Would be great if you could find some time to explain in detail for the following queries
There are 4 ESXi Hosts in the network and 4 VMs (Same CPU, RAM Reservation for all VMs) on each Host. Admission Control is policy is set to ‘Host failure cluster tolerates’ to 1. All the available 12 slots have been used by the powered ON VMs, except the 4 reserved slots for failover.
1A) What happens if 2 ESXi Hosts fails now? ( 2 * 4 VMs needs to fail over)
1B) Will HA restart only 4 VMs as it has only 4 slots available? And Restart of the remaining 4 VM fails?
Same Scenario, but Policy is set to ‘% of cluster resources reserved’ = 25%. All the available 75 % resources have been utilized by all the 16 VMs, except 25 % reserved for failover
2A) What happens if 2 ESXi Hosts fails now? ( 2 * 4 VMs needs to fail over)
2B) Will HA restart only 4 VMs as it consumes 25 % of resources? And Restart of the other 4 VM fails?
3) Does HA check the VM reservation (or any other factor) at the time of restart ?

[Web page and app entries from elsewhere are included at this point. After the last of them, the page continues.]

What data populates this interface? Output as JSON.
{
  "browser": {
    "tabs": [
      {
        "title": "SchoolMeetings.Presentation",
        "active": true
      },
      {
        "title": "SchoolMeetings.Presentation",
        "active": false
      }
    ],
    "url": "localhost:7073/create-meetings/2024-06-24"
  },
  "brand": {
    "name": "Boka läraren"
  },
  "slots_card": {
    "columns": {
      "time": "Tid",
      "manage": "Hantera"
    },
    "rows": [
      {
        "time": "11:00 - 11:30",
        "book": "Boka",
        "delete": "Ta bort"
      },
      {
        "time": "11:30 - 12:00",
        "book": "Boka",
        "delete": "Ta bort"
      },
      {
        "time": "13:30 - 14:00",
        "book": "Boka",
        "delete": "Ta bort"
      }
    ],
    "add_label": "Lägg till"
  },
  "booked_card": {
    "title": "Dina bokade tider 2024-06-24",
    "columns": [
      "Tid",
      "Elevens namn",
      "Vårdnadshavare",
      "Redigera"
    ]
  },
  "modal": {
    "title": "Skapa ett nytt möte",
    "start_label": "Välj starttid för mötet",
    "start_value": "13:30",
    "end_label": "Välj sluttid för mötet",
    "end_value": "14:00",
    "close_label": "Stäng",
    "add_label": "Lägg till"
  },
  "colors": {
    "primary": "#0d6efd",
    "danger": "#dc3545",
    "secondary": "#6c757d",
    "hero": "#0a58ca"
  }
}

4) HA only restart a VM if the Host could guarantee the reserved resources or restart Fails?
5) What if no VM reservations are set VM level ?
5A)What does HA takes into consideration when it has to restart VMs which has no reservation ?
5B)Will it guarantee the configured Resources for each VMs ?
5C)If not, How HA can restart 8 VMs (as per our eg) when it only has configured reserved resources for just 4 VM
5D)Will it share the reserved resources across 8 VMs and will not care about the resource crunch or is it about first come first serve
5E)Admission control doesn’t have any role at all in the event of HA failover ?
Duncan Epping says
I answered them here: http://www.yellow-bricks.com/2012/07/03/answering-some-admission-control-questions/
Thanks a Ton Duncan 🙂 it answered more of the questions floating around on Admission control
Rasmus Haslund says
It seems the default slot size is 256 MHz again in 5.1?
Peter Van Lone says
Old thread I know, Duncan. But tracking down details on this is aggravating, and I figured you may be the guy to confirm what I think I know! 🙂
Using the “percentage” approach on a heterogeneous cluster, the percentage gets applied to each host in the cluster individually, so that with a 10% setting, a host with 60GB of memory will reserve 6GB and one with 10GB will reserve 1GB. Now – if one host with the larger memory fails, and assuming all other hosts are max utilized except for their HA reservations, then … insufficient memory has been reserved to accommodate all of the workload from the failed host.
Is that correct?
So – calculating HA % settings for heterogeneous clusters is … trial and error at best?
Duncan Epping says
it simply sets aside 10% of your total cluster capacity, that could be 2% from host-1 and 3% from host-3 and 4% from host-4 etc. If one host fails then HA will restart the failed VMs.
That 10% should match the number of resources of course your largest host provides.
Peter Van Lone says
Really- so it’s much smarter than I thought –
Just want to re-state so it’s clear we are saying the same thing:
instead of each host simply reserving that percentage of it’s own resources – somehow the HA functionality understands how to level across hosts with different resource capabilities? So hosts with more memory may reserve more than 10% (assuming that is the setting) to account for there being some hosts with less memory?
[email protected] says
exactly… Also, if all hosts have only just a a couple of percent free and not 1 has sufficient resources to restart that large VM, than vSphere HA can do a “cluster defragmentation” through DRS to make room on a host for that VM to be restarted.